Bengaluru, Feb 21: In a security scare, a man today hurled a packet, claiming it was a bomb, at a stage when Karnataka Chief Minister Siddaramaiah, Union Minister Ananth Kumar and former Chief Justice MN Venkatachaliah were present there.
A man seated on the balcony of Ravindra Kalakshetra auditorium here suddenly stood up as Siddaramaih started to speak and shouted, "What have you done to our community? Tell that first."
He then threw the "plastic packet" on to the stage which fell short of the chief minister and lay close to where Kumar and Venkatachaliah were seated, police said.
Security personnel present on stage soon cleared the packet and the man was whisked away from the auditorium by police even as he continued questioning the CM. Police said the packet contained chocolate wrappers and the man was being questioned.
"According to preliminary information, the man has been identified as BS Prasad and works with the Forest Division of Bruhat Bengaluru Mahanagara Palike (BBMP)," said Sandeep Patil, Deputy Commissioner of Police (Central Division) Bengaluru City.
Stating that police are in the process of collecting information about him from BBMP and also his family members, Patil added the man's responses to police questions were peculiar.
"He is saying that he wants to become Member of Rajya Sabha so he had come there. We are gathering information about him and his activities," Patil said.
Speaking to reporters after the function, Siddaramaiah denied that the incident was a security breach, saying "such incidents are common in a democracy."
"I don't know which caste he belongs to, whichever caste is depressed and oppressed we are working for them... Such things are common in a democracy. I have seen such things several times," Siddaramaiah said.
The chief minister said he felt there might be someone who instigated the man as otherwise he did not see the need for him to behave in such a manner.

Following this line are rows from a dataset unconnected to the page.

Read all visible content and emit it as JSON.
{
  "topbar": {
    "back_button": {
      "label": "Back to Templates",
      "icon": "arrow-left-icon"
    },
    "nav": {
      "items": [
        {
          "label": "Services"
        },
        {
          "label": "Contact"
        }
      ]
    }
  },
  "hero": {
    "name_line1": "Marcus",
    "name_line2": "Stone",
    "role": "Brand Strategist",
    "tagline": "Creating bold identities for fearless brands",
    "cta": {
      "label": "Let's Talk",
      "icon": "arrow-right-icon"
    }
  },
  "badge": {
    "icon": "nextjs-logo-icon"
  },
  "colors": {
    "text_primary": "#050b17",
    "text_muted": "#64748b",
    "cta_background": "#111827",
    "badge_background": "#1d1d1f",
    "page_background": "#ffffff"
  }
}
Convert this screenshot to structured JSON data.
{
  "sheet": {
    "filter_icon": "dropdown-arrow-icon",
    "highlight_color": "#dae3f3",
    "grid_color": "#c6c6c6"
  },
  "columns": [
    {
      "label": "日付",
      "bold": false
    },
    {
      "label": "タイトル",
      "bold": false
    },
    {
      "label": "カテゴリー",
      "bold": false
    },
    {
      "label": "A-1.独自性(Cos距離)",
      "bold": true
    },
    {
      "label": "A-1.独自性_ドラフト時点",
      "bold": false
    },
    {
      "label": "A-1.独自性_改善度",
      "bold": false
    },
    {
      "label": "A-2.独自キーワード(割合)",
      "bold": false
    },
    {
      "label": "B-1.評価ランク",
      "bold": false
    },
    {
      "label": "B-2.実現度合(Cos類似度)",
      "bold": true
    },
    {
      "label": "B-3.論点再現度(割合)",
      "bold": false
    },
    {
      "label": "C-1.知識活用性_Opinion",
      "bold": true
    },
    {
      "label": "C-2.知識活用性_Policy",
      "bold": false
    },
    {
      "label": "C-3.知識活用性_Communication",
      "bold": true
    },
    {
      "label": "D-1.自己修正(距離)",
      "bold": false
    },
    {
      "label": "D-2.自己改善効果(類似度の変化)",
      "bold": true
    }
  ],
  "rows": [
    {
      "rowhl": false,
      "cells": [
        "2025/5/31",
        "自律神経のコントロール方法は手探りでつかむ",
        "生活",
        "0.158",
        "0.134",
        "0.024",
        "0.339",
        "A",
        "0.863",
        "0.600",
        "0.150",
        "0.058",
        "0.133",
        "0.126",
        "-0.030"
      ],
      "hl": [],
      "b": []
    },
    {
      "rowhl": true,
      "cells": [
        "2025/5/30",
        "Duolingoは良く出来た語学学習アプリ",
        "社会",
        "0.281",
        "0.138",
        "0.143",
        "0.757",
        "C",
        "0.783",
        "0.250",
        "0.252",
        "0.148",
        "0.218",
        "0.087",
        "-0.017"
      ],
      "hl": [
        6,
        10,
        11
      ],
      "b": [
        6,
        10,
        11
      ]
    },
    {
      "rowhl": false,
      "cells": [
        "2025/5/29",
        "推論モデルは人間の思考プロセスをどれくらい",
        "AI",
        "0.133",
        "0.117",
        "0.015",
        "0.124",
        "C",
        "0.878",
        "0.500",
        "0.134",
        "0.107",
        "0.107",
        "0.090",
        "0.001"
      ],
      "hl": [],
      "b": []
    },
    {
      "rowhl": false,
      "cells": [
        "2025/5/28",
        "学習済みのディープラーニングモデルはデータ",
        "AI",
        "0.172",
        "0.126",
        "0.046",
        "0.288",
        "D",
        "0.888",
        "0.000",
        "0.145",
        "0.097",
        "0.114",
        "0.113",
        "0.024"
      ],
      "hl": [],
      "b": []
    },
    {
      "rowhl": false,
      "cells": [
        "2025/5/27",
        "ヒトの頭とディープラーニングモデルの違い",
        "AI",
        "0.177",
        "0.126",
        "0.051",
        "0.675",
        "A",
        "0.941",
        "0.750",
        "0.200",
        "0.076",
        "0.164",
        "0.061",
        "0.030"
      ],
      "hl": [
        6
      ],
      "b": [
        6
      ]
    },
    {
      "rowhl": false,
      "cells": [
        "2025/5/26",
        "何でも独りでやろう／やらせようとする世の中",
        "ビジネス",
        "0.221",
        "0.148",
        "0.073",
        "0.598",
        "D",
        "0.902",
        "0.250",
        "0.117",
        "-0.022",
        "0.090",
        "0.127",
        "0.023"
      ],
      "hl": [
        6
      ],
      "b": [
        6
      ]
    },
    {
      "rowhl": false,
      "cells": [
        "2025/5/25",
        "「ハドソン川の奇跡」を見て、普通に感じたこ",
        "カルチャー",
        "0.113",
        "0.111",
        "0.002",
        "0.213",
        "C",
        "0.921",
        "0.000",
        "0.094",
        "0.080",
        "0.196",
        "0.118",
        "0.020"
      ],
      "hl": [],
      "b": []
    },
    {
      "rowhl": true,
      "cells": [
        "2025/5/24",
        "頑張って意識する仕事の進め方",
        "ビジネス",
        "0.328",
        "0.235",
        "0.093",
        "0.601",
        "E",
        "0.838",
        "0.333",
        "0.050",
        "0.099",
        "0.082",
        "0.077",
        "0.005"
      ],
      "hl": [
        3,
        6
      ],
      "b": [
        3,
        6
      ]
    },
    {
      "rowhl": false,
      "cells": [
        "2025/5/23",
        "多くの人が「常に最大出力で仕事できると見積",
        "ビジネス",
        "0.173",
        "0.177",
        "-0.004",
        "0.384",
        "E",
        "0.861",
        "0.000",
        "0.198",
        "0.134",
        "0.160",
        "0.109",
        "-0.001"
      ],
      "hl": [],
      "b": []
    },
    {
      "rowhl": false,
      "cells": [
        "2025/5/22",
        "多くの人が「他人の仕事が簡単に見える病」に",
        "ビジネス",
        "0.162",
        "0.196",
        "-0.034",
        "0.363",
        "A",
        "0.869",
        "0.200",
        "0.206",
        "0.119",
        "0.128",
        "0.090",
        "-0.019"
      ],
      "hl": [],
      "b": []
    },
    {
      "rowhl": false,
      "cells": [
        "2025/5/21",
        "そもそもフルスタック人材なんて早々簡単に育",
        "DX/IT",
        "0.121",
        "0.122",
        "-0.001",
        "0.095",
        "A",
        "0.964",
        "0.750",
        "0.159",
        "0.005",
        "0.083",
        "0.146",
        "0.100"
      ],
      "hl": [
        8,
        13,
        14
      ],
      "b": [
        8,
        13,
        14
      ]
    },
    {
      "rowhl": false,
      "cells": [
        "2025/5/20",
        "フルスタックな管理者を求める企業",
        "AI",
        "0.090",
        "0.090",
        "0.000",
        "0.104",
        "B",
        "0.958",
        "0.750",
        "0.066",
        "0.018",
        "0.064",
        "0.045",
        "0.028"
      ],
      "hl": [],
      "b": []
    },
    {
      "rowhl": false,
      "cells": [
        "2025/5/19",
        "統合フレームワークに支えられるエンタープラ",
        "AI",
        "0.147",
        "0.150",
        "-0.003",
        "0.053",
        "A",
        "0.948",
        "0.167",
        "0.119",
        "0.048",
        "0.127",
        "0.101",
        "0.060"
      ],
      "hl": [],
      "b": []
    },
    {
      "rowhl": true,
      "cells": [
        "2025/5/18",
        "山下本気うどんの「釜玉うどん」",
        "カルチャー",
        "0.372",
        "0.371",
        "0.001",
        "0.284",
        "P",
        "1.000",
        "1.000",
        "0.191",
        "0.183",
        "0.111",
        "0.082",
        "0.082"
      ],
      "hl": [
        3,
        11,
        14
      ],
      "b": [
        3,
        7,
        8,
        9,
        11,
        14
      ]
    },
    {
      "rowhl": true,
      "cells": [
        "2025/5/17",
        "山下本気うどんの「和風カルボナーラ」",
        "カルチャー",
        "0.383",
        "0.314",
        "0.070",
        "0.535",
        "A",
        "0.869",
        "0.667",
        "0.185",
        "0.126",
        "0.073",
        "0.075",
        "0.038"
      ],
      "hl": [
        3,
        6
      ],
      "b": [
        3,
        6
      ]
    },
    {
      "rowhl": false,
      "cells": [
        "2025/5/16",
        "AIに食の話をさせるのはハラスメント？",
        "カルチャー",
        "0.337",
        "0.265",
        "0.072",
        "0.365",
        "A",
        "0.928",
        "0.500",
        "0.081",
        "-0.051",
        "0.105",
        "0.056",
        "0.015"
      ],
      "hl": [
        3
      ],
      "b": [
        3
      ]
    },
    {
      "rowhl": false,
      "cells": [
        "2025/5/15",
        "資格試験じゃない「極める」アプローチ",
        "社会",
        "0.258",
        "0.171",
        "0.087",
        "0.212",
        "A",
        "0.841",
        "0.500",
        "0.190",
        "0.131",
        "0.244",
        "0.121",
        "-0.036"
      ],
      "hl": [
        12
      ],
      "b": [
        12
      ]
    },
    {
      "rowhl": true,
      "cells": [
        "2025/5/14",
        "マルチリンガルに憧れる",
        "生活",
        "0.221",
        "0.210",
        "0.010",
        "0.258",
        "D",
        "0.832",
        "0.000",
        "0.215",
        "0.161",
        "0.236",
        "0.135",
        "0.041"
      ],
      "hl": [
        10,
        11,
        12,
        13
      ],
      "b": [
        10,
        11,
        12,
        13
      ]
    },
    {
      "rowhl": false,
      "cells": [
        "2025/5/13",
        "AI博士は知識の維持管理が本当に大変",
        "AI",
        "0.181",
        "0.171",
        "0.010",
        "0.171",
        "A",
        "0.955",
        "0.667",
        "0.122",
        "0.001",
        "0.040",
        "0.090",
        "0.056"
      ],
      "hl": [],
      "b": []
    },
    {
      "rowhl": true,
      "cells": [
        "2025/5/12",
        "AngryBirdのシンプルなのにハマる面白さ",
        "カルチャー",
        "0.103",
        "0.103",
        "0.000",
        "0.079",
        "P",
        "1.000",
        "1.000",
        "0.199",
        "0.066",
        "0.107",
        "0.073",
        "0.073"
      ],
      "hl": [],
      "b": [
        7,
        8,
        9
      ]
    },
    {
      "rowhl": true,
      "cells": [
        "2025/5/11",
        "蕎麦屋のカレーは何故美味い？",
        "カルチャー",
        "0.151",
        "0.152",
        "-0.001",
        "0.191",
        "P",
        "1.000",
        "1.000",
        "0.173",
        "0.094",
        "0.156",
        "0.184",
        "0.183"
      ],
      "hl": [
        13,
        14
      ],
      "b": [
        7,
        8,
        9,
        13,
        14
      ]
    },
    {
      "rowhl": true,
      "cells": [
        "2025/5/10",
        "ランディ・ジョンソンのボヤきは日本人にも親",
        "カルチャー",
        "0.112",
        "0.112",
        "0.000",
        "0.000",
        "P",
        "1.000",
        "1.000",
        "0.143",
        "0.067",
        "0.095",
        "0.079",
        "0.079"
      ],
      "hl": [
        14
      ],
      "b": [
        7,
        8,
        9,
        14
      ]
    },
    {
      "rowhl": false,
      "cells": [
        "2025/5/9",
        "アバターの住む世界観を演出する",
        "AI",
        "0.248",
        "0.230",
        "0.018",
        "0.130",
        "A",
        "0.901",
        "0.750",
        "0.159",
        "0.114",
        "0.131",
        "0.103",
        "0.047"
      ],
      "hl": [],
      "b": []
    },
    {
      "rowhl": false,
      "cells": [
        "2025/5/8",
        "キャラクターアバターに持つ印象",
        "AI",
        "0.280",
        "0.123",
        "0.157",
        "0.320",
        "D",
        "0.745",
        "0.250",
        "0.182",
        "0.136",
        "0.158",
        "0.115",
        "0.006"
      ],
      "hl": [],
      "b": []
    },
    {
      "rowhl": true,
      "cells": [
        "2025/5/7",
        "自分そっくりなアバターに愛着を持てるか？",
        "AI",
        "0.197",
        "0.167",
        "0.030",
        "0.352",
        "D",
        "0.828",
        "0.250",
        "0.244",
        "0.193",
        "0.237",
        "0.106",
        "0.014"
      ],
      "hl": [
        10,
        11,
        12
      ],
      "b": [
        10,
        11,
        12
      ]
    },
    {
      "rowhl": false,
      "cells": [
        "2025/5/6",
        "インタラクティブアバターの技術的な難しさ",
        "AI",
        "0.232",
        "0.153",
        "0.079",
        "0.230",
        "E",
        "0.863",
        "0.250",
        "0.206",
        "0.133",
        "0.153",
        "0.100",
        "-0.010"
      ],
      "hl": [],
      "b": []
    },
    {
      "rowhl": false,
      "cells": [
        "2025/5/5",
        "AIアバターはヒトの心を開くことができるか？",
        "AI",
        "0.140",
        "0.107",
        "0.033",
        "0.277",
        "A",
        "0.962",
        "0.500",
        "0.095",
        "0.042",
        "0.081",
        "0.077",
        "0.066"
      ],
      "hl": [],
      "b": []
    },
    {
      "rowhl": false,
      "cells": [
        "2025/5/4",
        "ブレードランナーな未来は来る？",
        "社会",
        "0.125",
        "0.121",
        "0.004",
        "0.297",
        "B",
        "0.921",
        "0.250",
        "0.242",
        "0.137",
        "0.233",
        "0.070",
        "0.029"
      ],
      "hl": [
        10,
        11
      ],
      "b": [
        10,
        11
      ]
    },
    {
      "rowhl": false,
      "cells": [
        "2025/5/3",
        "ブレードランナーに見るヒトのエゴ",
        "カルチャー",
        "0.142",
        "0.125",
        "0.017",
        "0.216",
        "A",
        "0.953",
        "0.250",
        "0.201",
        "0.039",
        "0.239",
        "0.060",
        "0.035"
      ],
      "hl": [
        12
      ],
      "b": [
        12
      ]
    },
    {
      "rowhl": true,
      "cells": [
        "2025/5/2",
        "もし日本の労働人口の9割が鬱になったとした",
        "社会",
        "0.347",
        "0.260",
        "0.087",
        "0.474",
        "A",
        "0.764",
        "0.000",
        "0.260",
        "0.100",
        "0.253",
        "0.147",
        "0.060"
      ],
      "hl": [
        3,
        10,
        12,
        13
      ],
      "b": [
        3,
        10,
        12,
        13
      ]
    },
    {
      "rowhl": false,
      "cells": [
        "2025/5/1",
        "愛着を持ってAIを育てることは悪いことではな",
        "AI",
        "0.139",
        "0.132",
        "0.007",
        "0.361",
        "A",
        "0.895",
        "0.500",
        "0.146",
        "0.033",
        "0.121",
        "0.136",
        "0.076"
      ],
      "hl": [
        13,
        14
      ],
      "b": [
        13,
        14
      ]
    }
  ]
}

Asked whether it was a security breach, he said, "who will know when so many people have come here? What can be done if someone comes as a citizen? Such things are common in democracy or else how can it be democracy?"